The possible outbreak has officials warning pet owners to get their dogs and cats vaccinated, while one woman is taking the problem into her own hands.
Teya King is a wildlife rescue and rehabilitation volunteer. She's been rounding up raccoons sick with distemper primarily in the Tower Grove South and Shaw neighborhoods. Over the past month, she said she's picked up more than 20 raccoons, all which tested positive for distemper.
"It spreads and spreads and spreads, so every raccoon that I'm picking up means that there's more in the neighborhood that are not being reported or they're going around unvaccinated dogs who get it, then they can spread it," she said.
King said she's tried to report the problem to the city but keeps getting the runaround, that's why she's taking the problem in her own hands and taking the raccoons to her husband's veterinarian clinic to get tested and properly euthanized.
Unvaccinated dogs and cats can get distemper.
Distemper spreads through saliva. Raccoons with it become zombie-like and will have mucus on their nose and eyes.
If you live in the City of St. Louis and see a raccoon you think may have distemper, you can report it to the Citizen's Service Bureau.
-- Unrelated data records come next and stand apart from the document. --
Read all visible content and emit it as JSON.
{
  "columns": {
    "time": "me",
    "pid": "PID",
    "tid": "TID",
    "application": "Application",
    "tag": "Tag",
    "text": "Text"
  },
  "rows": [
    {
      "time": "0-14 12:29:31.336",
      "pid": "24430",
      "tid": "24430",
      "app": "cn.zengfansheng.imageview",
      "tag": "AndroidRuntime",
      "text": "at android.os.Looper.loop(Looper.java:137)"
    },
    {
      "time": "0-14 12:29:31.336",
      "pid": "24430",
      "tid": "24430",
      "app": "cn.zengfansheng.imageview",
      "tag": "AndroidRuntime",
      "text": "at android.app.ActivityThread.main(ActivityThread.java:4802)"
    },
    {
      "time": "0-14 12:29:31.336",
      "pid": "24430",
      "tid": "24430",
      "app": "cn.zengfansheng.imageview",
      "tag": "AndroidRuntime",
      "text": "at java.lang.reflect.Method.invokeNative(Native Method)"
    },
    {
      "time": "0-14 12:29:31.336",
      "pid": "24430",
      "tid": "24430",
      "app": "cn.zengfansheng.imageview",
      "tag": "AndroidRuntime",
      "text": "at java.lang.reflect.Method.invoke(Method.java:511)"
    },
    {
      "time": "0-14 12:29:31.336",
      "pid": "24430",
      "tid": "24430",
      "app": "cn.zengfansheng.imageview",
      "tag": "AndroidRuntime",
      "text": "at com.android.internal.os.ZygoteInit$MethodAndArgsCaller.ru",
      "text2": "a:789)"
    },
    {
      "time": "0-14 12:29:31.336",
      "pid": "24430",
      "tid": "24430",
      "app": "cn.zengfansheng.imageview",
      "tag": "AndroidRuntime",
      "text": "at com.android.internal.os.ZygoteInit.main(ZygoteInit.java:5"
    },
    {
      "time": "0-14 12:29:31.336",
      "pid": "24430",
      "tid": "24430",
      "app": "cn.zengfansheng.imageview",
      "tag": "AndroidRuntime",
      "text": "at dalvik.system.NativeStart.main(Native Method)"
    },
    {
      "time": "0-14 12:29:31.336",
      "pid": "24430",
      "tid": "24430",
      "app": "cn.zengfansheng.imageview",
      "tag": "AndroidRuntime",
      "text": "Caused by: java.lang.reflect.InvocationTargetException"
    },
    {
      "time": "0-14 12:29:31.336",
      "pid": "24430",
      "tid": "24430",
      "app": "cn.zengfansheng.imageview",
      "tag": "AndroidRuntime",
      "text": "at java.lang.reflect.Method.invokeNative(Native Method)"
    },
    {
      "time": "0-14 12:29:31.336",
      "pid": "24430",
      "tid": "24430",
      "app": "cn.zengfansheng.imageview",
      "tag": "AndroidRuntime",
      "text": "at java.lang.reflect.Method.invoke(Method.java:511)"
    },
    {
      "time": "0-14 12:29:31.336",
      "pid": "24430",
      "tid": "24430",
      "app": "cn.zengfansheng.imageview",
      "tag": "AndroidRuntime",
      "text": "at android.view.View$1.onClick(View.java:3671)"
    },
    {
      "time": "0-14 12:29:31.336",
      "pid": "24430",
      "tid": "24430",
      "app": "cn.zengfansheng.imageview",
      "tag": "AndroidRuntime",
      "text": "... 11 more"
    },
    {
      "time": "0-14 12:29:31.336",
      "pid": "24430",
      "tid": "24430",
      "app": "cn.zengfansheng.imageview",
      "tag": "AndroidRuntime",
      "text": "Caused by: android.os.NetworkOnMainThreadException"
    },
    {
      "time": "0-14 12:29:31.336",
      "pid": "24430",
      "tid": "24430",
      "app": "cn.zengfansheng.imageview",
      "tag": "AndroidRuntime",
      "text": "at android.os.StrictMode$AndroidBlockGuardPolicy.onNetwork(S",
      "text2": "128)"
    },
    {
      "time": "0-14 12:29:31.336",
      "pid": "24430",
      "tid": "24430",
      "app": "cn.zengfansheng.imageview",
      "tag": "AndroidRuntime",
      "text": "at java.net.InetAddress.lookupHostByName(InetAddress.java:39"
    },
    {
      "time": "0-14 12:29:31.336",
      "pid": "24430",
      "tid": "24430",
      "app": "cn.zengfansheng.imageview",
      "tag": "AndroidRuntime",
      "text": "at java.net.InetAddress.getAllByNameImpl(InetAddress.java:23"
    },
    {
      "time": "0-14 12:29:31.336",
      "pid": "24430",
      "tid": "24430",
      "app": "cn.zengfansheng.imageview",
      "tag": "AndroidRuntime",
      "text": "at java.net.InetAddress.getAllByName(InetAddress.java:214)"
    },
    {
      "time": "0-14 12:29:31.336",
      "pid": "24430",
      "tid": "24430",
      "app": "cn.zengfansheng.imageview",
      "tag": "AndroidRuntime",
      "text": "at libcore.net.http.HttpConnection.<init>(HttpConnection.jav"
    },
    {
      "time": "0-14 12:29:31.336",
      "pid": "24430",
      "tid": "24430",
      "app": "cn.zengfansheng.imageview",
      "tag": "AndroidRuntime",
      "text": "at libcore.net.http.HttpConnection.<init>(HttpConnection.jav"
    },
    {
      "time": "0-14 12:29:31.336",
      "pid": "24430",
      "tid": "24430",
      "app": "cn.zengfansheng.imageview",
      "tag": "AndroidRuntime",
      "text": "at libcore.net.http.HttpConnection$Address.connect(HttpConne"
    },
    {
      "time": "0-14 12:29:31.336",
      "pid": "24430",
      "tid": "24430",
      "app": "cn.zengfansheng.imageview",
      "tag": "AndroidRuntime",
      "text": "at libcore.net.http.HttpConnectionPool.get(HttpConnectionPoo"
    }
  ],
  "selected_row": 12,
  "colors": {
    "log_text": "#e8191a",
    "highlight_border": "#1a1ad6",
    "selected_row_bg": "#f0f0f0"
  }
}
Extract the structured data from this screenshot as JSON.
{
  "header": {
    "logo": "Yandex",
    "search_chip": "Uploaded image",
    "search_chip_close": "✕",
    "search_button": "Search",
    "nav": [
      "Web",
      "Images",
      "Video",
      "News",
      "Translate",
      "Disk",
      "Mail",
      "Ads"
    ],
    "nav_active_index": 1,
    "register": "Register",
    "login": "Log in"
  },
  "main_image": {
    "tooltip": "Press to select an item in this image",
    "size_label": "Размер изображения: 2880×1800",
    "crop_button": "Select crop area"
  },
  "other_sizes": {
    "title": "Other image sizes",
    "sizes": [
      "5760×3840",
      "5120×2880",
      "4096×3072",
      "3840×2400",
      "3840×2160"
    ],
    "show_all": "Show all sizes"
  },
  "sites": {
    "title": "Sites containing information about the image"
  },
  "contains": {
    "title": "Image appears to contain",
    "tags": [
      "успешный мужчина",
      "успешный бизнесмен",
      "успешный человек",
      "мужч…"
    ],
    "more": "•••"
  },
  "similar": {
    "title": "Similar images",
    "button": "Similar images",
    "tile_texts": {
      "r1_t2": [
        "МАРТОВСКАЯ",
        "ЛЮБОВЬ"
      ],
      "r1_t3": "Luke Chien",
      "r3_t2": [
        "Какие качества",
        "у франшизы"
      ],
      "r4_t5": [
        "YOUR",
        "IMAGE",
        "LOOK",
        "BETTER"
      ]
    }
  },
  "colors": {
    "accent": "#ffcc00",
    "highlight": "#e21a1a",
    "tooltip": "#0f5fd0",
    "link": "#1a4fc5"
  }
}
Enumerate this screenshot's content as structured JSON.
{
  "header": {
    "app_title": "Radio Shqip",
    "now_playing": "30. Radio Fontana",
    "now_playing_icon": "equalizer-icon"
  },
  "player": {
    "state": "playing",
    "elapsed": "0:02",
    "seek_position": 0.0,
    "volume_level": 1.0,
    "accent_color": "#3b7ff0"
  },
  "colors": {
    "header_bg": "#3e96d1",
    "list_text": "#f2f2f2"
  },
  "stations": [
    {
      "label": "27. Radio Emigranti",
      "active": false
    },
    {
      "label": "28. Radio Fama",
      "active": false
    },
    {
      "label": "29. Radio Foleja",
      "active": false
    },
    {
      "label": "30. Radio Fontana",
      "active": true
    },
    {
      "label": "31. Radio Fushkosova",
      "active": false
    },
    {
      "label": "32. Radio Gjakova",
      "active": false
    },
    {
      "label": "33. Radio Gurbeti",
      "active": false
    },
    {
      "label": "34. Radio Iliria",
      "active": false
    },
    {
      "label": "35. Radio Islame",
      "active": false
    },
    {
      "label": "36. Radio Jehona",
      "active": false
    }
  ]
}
Otherwise, the Department of Conservation suggests leaving the animal alone and let nature take its course.